▸ Your task:
In the entries below, find the string "exit" and return each line holding it.

[Dataset records]
========================================
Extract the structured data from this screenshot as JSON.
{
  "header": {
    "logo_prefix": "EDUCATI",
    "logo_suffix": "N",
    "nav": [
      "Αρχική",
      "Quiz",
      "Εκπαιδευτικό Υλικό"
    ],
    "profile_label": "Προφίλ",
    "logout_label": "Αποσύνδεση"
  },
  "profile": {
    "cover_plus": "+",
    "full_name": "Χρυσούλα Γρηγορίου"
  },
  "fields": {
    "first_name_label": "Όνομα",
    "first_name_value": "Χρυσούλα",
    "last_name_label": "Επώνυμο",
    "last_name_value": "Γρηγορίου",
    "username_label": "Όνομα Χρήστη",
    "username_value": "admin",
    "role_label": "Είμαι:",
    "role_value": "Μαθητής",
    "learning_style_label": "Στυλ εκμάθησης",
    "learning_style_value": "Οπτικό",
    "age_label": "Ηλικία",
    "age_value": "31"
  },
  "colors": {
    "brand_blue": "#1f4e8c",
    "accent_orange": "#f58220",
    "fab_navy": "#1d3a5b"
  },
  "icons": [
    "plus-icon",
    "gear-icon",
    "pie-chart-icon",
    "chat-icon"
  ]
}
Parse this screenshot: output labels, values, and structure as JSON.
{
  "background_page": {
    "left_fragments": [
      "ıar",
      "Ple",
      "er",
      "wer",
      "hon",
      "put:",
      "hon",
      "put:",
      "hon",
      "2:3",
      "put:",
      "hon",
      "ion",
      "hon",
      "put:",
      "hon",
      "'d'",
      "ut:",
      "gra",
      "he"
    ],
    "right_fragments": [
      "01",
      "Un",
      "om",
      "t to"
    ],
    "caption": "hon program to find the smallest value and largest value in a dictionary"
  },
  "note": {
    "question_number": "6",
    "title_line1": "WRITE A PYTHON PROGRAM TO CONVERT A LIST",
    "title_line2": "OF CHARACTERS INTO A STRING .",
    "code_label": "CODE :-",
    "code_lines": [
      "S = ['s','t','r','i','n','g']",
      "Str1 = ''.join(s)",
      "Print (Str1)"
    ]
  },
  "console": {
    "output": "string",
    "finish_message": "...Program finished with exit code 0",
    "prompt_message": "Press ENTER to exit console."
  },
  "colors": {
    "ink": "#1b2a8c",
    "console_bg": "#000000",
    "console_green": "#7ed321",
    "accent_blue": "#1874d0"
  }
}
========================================
▸ Response area:
    "finish_message": "...Program finished with exit code 0",
    "prompt_message": "Press ENTER to exit console."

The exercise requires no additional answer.